- **Dataset**:
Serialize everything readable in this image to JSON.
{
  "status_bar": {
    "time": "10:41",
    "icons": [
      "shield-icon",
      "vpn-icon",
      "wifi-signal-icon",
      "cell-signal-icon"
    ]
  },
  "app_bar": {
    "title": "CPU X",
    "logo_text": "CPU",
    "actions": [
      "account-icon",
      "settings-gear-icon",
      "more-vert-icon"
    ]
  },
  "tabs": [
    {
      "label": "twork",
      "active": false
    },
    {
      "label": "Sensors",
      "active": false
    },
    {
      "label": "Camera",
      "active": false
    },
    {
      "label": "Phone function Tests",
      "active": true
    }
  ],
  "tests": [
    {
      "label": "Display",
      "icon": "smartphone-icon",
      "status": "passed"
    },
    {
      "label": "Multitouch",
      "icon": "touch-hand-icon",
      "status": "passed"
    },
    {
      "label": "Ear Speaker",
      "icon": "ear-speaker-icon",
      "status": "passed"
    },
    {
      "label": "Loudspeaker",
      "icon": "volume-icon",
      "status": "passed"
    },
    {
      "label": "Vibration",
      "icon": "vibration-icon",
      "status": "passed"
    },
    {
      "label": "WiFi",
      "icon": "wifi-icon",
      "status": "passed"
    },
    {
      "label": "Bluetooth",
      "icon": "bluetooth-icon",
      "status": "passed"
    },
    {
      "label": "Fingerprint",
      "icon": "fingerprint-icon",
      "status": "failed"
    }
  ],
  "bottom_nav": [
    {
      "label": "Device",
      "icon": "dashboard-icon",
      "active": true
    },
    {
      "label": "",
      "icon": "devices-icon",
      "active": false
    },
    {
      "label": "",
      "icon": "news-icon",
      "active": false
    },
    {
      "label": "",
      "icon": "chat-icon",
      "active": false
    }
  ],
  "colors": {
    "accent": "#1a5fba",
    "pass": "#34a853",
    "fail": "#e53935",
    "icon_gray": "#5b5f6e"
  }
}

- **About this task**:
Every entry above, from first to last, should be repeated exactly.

- **Task solution**:
Serialize everything readable in this image to JSON.
{
  "status_bar": {
    "time": "10:41",
    "icons": [
      "shield-icon",
      "vpn-icon",
      "wifi-signal-icon",
      "cell-signal-icon"
    ]
  },
  "app_bar": {
    "title": "CPU X",
    "logo_text": "CPU",
    "actions": [
      "account-icon",
      "settings-gear-icon",
      "more-vert-icon"
    ]
  },
  "tabs": [
    {
      "label": "twork",
      "active": false
    },
    {
      "label": "Sensors",
      "active": false
    },
    {
      "label": "Camera",
      "active": false
    },
    {
      "label": "Phone function Tests",
      "active": true
    }
  ],
  "tests": [
    {
      "label": "Display",
      "icon": "smartphone-icon",
      "status": "passed"
    },
    {
      "label": "Multitouch",
      "icon": "touch-hand-icon",
      "status": "passed"
    },
    {
      "label": "Ear Speaker",
      "icon": "ear-speaker-icon",
      "status": "passed"
    },
    {
      "label": "Loudspeaker",
      "icon": "volume-icon",
      "status": "passed"
    },
    {
      "label": "Vibration",
      "icon": "vibration-icon",
      "status": "passed"
    },
    {
      "label": "WiFi",
      "icon": "wifi-icon",
      "status": "passed"
    },
    {
      "label": "Bluetooth",
      "icon": "bluetooth-icon",
      "status": "passed"
    },
    {
      "label": "Fingerprint",
      "icon": "fingerprint-icon",
      "status": "failed"
    }
  ],
  "bottom_nav": [
    {
      "label": "Device",
      "icon": "dashboard-icon",
      "active": true
    },
    {
      "label": "",
      "icon": "devices-icon",
      "active": false
    },
    {
      "label": "",
      "icon": "news-icon",
      "active": false
    },
    {
      "label": "",
      "icon": "chat-icon",
      "active": false
    }
  ],
  "colors": {
    "accent": "#1a5fba",
    "pass": "#34a853",
    "fail": "#e53935",
    "icon_gray": "#5b5f6e"
  }
}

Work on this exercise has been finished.